The spirit of democracy means respecting others
The government's 'Act Now' campaign to promote its electoral reform proposals has entered its second week. On Sunday, Chief Executive Donald Tsang Yam-kuen, with senior ministers and political assistants in tow, visited a number of districts throughout Hong Kong, in the hope of rallying support to push the city's electoral process forward.
Having learned from the experience of the first week, many officials have become better at street campaigning. The people they contacted applauded them for having the courage to face the public and opposition voices. The controversial constitutional reform proposals for 2012 have been submitted to the Legislative Council and face a vote on June 23.
After details of officials' Sunday activities were released to the media in advance, they attracted a series of rowdy protests from some radical political parties and the public along the route. Officials were heckled and shouted at. Tsang and Chief Secretary Henry Tang Ying-yen were surrounded by protesters and reporters, making it impossible for them to conduct the campaign.
Important elements in the spirit of democracy include the ability to support rational behaviour, use reason to convince others, and promote respect for others voicing their opinions. The voice of the opposition is already loud and clear. The result of the recent Legco by-elections showed that 500,000 Hongkongers oppose the reforms.
If we presume the remaining voters have an opinion on Hong Kong's political future, we need to give them a chance to air their views. Polls tell us that about half the population still support the government's reform package. So, it's only reasonable that the government should conduct its own campaign to make sure these voices are heard. But the opposition to the campaign in many segments of Hong Kong society shows that our deep-seated political and social conflicts are worsening.
The police said 113,000 people attended the commemoration on June 4, while organisers put the number at a reasonable 150,000. Political heavyweight Rita Fan Hsu Lai-tai, a deputy to the National People's Congress, criticised the police confiscation of two Goddess of Democracy statues, calling it a pointless political suppression that might have boosted the Victoria Park turnout.
Fan has got it totally wrong: the main reason for the unexpectedly high turnout is public dissatisfaction with government. The police action and Chinese University's refusal to permanently install a Goddess of Democracy statue only added fuel to the fire. The Victoria Park vigil is a popular way for Hongkongers to peacefully express their feelings about the June 4 incident. But we can fully understand why the government's 'Act Now' campaign drew so much opposition. It all comes down to the administration's lack of a popular mandate.
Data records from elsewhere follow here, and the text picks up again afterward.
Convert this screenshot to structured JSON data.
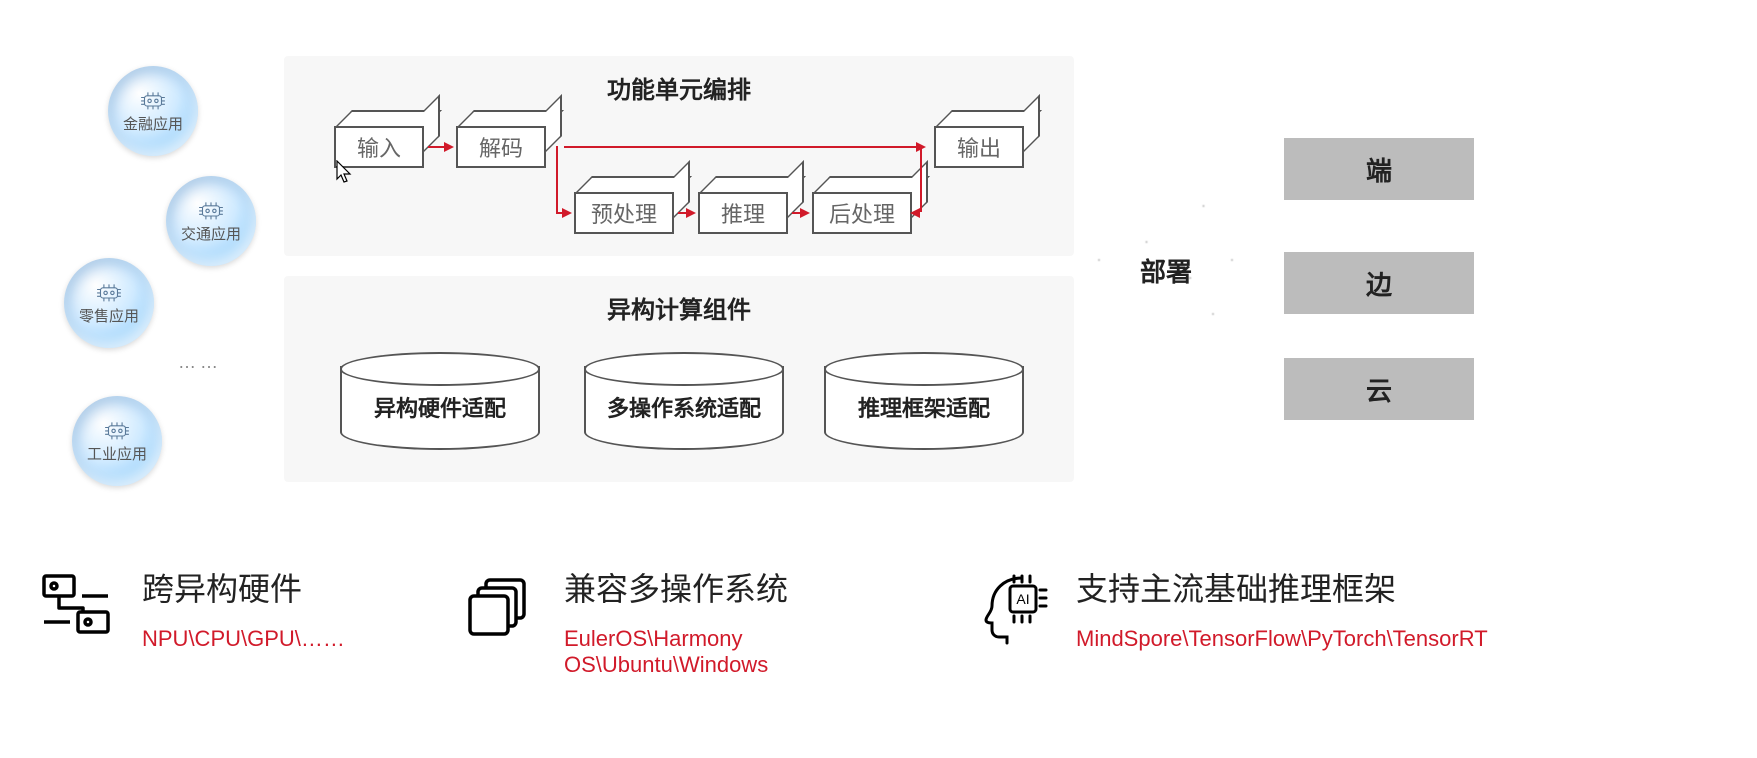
{
  "bubbles": {
    "finance": "金融应用",
    "traffic": "交通应用",
    "retail": "零售应用",
    "industry": "工业应用",
    "ellipsis": "……"
  },
  "orchestration": {
    "title": "功能单元编排",
    "input": "输入",
    "decode": "解码",
    "preprocess": "预处理",
    "infer": "推理",
    "postprocess": "后处理",
    "output": "输出"
  },
  "hetero": {
    "title": "异构计算组件",
    "hw": "异构硬件适配",
    "os": "多操作系统适配",
    "fw": "推理框架适配"
  },
  "deploy": {
    "label": "部署",
    "device": "端",
    "edge": "边",
    "cloud": "云"
  },
  "features": {
    "hw": {
      "title": "跨异构硬件",
      "sub": "NPU\\CPU\\GPU\\……"
    },
    "os": {
      "title": "兼容多操作系统",
      "sub": "EulerOS\\Harmony OS\\Ubuntu\\Windows"
    },
    "fw": {
      "title": "支持主流基础推理框架",
      "sub": "MindSpore\\TensorFlow\\PyTorch\\TensorRT"
    }
  }
}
Without full universal suffrage, people will continue to voice their discontent, providing the opposition with ample opportunity to market their political strategies. Some people have compared the Victoria Park vigil with the government's street campaign, praising the former and bashing the latter, which is unfair. The annual June 4 rally can carry on peacefully, year after year, because pro-government supporters will never 'gatecrash' it - unlike what the post-1980s activists, who were the main rally supporters, did to the government's campaign.
Tsang and his ministers broke with tradition by confronting their opponents and directly rallying public support for government policies. While a fairly frustrating political baptism for them, it has changed the government's political culture. It sets the foundations for the future, when full universal suffrage and true democracy will finally take root and blossom.
Albert Cheng King-hon is a political commentator. email@example.com